## WORKING DATA
/---
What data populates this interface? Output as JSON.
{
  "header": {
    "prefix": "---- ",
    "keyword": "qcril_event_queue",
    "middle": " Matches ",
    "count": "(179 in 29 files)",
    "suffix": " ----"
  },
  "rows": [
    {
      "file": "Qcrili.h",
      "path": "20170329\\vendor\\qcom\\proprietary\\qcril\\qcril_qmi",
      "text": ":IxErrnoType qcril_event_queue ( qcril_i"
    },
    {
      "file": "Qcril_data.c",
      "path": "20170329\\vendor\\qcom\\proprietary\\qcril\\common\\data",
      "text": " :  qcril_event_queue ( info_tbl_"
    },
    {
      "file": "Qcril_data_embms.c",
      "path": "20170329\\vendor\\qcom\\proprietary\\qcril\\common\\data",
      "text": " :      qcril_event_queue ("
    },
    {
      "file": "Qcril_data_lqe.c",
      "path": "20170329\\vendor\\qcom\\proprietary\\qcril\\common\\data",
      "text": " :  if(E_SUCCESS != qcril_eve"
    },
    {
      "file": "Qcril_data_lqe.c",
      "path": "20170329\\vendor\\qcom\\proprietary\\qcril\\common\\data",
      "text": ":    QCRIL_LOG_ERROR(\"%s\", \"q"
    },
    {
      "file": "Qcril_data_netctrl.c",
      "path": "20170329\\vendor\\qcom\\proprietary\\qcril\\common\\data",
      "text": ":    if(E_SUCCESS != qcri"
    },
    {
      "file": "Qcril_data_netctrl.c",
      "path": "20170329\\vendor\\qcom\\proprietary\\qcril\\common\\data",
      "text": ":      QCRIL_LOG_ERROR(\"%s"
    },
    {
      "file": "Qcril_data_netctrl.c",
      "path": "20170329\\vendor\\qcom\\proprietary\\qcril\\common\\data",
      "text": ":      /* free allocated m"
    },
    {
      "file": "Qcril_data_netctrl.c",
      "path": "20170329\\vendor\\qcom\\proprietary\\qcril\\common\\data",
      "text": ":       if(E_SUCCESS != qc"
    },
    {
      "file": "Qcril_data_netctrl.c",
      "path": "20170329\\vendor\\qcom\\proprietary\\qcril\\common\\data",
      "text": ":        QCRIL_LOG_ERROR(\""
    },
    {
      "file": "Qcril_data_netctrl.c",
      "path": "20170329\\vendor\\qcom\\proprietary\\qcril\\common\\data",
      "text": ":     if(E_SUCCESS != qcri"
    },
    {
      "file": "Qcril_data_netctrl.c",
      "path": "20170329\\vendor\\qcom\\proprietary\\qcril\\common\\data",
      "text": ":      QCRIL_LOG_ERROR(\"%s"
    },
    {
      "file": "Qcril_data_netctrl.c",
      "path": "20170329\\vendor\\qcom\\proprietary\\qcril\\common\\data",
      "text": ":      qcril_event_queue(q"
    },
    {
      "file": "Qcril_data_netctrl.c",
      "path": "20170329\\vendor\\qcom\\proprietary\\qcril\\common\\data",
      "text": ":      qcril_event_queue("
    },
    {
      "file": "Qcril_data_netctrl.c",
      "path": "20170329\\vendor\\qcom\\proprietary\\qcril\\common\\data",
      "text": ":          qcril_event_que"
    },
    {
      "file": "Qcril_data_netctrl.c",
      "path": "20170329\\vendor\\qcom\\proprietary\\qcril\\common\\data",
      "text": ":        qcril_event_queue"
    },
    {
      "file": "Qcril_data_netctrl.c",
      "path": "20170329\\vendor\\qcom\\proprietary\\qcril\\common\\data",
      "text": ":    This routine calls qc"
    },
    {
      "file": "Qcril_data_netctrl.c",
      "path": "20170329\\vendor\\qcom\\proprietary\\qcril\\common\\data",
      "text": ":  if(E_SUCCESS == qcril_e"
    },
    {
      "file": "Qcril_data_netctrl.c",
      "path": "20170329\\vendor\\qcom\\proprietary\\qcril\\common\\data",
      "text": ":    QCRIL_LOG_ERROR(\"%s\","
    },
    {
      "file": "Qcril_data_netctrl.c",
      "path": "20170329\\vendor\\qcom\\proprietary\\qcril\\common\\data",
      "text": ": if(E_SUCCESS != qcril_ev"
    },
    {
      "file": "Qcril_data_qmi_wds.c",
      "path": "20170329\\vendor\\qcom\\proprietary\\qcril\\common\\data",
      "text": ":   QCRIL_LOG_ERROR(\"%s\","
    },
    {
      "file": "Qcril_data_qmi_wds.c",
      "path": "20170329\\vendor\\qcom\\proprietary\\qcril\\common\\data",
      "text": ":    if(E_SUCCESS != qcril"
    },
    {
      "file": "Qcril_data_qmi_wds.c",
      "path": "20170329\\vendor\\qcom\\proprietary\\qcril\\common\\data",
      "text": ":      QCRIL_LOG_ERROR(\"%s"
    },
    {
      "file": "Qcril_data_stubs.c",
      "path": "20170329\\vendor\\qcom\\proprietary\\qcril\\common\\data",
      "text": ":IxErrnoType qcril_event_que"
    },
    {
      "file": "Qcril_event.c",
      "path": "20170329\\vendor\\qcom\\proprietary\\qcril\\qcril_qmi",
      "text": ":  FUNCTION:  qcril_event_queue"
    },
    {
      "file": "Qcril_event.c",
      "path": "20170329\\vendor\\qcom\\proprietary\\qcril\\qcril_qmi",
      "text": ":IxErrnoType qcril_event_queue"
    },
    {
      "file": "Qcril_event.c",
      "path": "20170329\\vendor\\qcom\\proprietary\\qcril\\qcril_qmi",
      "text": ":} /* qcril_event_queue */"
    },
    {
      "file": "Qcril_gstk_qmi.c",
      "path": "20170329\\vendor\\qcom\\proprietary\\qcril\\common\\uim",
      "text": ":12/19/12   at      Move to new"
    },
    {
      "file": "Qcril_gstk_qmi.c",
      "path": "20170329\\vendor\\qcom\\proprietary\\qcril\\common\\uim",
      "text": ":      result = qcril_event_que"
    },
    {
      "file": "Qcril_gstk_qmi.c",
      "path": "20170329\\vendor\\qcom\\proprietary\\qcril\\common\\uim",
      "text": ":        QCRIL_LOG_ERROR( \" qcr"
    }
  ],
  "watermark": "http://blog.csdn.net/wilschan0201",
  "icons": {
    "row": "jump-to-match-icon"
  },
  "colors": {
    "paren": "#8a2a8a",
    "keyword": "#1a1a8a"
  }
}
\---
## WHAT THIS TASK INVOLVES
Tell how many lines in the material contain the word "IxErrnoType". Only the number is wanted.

## WRITTEN SOLUTION
3